  19. I talked my way into some free casting sand from a local foundry. What the guy told me is it has some clay mixed in for a binder. According to him, you can re-use it indefinitely, simply add a bit of water to the mix in between. You do want to 'bake' the mold after forming the sand to remove any moisture.
  20. Awaiting the next installment.Nice read.
  21. nrgwizard
    Joined: Aug 18, 2006
    Posts: 1,094

    from Minn. uSA

    Hey, Norm51;
    Good job on the write-up so far. Not slamming or bagging on you, but I get a kick out of the "naughty pine" [knotty pine?], & the "naughts" [knots?]. I gotta wonder just what the piece of pine did wrong, maybe it was math - Jethro style? :D . Seriously, this gave me a good chuckle - thanks for the humor. I know what you meant. Seeing if I'm awake? :D . You're doing better than me, I don't post pics yet, & don't have any from the late 70s-early80s when I did this stuff. Still have some of the finished pieces though. Somewhere.

    As for the choice of material to use as a pattern, poplar is soft, but decent. If you want to make lots of castings from that pattern, use a harder wood. Or, if the 1st piece from the mold is too big, you could use that & pour the 2nd, it'll shrink the ~ 1.5%. Anyways, in college, eons ago, I did a couple of kinda complicated patterns, but used foam for the body & candle wax for fillets, hole filling, & some smoothing . Gotta use extra-fine screened sand, & pack it, then pound it very carefully. 'Course, you only get one shot & one piece that way. Have used both beadboard & blueboard [& also cutup some foam egg cartons for smooth thin pattern pieces], depending on what surface finish I was after. The sand we used was oiled, but we used it over & over. Did smoke like a demon while pouring, & cooling. Definitely need some good ventilation.

    Am liking this thread - keep it up.
  22. 392
    Joined: Feb 27, 2007
    Posts: 897


  23. Petejoe
    Joined: Nov 27, 2002
    Posts: 10,064

    from Zoar, Ohio

    Skill, patience and creativity. Amazing the skills people have on this forum. Your work is inspiring. Thanks for the great write up. Very time consuming. Looking forward to the next installment.
    LBCD likes this.
  24. '51 Norm
    Joined: Dec 6, 2010
    Posts: 652

    '51 Norm
    from colorado

    Thanks for the advice. After making the patterns (and using them) I have stored them for future use, after I get healed up from this go!

    I understand that the Petrobond sand that I am using has some sort of petroleum based binder in it and yes it smokes when pouring so that part of the project occurs outside. My question is how long will the binder last before it needs to be "refreshed" or replaced.
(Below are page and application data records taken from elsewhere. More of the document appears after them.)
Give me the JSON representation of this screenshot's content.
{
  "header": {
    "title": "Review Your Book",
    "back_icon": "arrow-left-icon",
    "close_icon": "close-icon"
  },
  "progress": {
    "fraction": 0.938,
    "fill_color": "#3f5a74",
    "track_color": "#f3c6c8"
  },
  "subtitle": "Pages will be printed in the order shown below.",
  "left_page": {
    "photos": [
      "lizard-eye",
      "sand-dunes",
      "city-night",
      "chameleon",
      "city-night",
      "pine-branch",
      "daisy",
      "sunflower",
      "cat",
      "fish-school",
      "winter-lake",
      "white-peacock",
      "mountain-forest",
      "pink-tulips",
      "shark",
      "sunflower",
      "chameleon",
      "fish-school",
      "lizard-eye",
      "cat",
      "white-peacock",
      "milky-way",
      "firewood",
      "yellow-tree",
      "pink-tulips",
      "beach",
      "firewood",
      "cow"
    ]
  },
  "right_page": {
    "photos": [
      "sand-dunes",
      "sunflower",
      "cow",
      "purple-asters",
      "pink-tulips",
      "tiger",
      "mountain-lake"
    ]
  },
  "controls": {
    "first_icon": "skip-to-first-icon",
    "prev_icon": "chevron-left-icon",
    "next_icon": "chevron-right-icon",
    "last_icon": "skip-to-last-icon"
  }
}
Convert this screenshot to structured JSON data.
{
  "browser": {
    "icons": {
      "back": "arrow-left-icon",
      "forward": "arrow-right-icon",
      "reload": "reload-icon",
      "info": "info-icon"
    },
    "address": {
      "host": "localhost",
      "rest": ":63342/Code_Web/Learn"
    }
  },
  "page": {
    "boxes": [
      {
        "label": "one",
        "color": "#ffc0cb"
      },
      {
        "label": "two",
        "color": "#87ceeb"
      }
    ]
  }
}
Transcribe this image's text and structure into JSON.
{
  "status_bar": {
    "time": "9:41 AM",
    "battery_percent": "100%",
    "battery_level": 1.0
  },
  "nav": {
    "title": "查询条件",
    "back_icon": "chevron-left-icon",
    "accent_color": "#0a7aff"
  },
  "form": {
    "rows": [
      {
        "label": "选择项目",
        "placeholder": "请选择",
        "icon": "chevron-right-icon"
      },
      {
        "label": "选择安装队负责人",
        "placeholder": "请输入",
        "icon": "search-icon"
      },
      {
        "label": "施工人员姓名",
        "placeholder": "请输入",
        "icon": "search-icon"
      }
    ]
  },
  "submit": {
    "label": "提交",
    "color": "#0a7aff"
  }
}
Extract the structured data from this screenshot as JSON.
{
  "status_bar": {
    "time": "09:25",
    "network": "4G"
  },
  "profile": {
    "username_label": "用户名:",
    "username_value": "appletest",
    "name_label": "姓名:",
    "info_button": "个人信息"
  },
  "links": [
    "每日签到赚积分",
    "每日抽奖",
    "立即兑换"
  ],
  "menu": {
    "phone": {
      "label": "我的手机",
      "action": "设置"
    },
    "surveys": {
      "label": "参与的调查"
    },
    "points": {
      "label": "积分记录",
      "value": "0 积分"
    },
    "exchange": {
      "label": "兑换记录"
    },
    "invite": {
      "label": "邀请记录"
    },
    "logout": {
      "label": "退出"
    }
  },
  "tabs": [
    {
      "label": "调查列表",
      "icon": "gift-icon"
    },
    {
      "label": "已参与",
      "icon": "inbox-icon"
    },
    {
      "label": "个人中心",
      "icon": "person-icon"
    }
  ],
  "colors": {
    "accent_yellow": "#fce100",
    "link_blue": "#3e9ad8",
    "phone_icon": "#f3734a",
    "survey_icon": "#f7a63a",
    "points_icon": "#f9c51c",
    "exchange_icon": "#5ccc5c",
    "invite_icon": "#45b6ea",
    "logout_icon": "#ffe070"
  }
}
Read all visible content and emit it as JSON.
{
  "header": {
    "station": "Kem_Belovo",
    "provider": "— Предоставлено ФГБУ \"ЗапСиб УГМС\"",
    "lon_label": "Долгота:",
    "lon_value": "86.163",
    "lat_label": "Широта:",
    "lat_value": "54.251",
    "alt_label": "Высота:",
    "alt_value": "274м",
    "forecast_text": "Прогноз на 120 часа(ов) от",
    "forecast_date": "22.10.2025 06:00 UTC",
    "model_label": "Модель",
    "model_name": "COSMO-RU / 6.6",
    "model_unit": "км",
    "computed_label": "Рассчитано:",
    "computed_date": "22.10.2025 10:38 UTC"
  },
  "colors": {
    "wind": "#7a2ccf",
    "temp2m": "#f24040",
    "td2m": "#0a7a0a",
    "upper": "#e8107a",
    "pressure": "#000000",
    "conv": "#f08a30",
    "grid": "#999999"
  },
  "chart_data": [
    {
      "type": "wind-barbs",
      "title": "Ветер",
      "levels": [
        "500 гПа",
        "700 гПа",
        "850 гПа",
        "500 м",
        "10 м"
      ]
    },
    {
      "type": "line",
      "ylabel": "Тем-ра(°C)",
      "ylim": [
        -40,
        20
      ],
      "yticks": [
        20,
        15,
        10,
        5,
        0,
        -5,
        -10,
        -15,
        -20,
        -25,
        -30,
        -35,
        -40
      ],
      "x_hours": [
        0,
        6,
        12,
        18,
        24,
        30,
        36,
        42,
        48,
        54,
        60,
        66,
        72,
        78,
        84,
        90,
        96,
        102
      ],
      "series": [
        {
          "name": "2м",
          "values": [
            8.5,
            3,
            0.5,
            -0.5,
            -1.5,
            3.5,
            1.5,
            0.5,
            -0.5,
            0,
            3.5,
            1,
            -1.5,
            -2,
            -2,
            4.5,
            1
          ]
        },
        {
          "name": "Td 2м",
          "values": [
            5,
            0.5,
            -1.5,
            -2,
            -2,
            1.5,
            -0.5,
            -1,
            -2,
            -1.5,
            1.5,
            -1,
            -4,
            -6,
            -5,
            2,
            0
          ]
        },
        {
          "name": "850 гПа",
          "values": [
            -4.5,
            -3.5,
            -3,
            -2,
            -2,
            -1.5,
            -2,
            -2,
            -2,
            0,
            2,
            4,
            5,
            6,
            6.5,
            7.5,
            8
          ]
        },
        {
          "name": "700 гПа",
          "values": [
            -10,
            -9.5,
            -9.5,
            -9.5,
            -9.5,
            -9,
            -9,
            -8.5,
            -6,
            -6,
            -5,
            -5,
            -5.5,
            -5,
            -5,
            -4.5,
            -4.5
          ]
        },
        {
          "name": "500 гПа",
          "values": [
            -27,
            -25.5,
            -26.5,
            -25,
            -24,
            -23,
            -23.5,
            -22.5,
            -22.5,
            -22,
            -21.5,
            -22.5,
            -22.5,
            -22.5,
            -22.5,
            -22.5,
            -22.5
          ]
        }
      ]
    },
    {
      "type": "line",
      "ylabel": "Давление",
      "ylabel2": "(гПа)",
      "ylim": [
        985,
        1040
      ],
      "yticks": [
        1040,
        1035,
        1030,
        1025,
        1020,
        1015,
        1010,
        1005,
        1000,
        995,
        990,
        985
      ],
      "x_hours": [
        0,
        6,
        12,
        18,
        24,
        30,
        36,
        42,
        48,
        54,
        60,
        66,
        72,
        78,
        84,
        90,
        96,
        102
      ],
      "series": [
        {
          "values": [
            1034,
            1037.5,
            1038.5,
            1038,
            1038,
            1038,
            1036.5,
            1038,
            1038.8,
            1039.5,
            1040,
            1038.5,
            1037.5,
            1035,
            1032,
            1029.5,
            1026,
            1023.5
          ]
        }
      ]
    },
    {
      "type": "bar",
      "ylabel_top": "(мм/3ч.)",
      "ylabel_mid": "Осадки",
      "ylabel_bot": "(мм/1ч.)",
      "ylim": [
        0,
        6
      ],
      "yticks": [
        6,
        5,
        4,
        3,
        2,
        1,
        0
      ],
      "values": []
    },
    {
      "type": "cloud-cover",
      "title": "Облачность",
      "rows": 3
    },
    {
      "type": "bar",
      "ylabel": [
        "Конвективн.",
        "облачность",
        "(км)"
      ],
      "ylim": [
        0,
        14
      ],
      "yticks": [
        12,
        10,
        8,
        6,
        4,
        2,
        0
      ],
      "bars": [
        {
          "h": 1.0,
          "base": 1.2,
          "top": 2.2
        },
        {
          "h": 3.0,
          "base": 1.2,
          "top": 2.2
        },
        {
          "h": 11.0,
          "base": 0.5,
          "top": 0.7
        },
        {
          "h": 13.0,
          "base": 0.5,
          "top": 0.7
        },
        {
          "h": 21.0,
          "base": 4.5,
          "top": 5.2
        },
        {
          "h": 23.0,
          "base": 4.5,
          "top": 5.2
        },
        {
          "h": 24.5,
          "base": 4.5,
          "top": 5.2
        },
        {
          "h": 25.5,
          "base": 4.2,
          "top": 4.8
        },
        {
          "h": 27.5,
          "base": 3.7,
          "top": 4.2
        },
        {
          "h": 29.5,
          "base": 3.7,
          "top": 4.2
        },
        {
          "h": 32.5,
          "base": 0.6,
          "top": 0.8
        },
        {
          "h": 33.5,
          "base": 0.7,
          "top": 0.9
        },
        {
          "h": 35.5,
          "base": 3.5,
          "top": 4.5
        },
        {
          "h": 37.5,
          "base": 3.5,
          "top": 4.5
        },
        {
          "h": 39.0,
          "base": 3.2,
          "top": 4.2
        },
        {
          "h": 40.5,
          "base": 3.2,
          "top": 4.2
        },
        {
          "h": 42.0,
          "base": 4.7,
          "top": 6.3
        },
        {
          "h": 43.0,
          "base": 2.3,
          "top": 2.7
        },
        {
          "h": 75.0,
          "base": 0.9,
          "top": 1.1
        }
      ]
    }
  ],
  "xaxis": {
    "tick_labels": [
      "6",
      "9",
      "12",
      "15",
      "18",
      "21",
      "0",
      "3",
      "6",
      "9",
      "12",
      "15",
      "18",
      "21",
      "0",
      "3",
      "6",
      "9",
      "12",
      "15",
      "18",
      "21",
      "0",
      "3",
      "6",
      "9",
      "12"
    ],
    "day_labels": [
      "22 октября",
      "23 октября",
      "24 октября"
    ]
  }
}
    After a pour the sand next to the metal gets "crispy" and needs to be ground up with the screen. It is also noticeably drier. I mixed it with the unaffected sand before using it again and so far so good.
  25. '51 Norm
    Joined: Dec 6, 2010
    Posts: 652

    '51 Norm
    from colorado

    Thank you for the kind words.
    And yes writing up a posting of this length is time consuming but I feel like I owe the HAMB community for all of the helpful information that I have gotten from the creative folks that one meets here.
  26. The clay binder I have used is called "Bentonite".
  27. 19Fordy
    Joined: May 17, 2003
    Posts: 6,376


    If your casting use PetroBond sand. Reusable and high quality.
    I used it in high school metalshop years ago.
    Kids today are missing out. Sad.
  28. '51 Norm
    Joined: Dec 6, 2010
    Posts: 652

    '51 Norm
    from colorado

    We didn't have foundry work when I was in high school forty odd years ago. So here I am learning it as a retirement project, now that's sad!
  29. David Gersic
    Joined: Feb 15, 2015
    Posts: 1,901

    David Gersic
    from DeKalb, IL

    We did sand casting with lead in 7th grade shop class. That would have been about 1980.

    Sent from my iPad using The H.A.M.B. mobile app

Share This Page

Register now to get rid of these ads!


Copyright © 1995-2020 The Jalopy Journal: Steal our stuff, we'll kick your teeth in. Terms of Service. Privacy Policy.

Atomic Industry
Forum software by XenForo™ ©2010-2014 XenForo Ltd.